* _Exercise requirements_
Repeat, without any change, the entries presented below.

Page and application data records:

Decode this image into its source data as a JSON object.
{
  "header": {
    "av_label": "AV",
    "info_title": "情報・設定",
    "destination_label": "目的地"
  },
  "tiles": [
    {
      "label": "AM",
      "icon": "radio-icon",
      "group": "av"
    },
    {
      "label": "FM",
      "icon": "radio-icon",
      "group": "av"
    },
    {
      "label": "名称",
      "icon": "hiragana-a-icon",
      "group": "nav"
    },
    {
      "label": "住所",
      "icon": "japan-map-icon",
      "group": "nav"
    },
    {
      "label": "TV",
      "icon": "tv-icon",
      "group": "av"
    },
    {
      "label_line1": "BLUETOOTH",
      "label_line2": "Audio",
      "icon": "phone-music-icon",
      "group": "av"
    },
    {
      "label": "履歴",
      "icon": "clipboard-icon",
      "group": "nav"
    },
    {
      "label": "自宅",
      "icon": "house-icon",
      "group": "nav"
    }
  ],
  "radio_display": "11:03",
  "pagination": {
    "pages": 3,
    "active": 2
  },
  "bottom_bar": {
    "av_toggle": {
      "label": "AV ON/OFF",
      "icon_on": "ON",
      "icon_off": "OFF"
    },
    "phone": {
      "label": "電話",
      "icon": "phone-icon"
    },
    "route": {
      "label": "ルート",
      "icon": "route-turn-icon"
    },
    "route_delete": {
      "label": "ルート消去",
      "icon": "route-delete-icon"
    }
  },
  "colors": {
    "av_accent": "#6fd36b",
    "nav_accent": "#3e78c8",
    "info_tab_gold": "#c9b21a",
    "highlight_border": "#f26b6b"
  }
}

* _Written answer_
Decode this image into its source data as a JSON object.
{
  "header": {
    "av_label": "AV",
    "info_title": "情報・設定",
    "destination_label": "目的地"
  },
  "tiles": [
    {
      "label": "AM",
      "icon": "radio-icon",
      "group": "av"
    },
    {
      "label": "FM",
      "icon": "radio-icon",
      "group": "av"
    },
    {
      "label": "名称",
      "icon": "hiragana-a-icon",
      "group": "nav"
    },
    {
      "label": "住所",
      "icon": "japan-map-icon",
      "group": "nav"
    },
    {
      "label": "TV",
      "icon": "tv-icon",
      "group": "av"
    },
    {
      "label_line1": "BLUETOOTH",
      "label_line2": "Audio",
      "icon": "phone-music-icon",
      "group": "av"
    },
    {
      "label": "履歴",
      "icon": "clipboard-icon",
      "group": "nav"
    },
    {
      "label": "自宅",
      "icon": "house-icon",
      "group": "nav"
    }
  ],
  "radio_display": "11:03",
  "pagination": {
    "pages": 3,
    "active": 2
  },
  "bottom_bar": {
    "av_toggle": {
      "label": "AV ON/OFF",
      "icon_on": "ON",
      "icon_off": "OFF"
    },
    "phone": {
      "label": "電話",
      "icon": "phone-icon"
    },
    "route": {
      "label": "ルート",
      "icon": "route-turn-icon"
    },
    "route_delete": {
      "label": "ルート消去",
      "icon": "route-delete-icon"
    }
  },
  "colors": {
    "av_accent": "#6fd36b",
    "nav_accent": "#3e78c8",
    "info_tab_gold": "#c9b21a",
    "highlight_border": "#f26b6b"
  }
}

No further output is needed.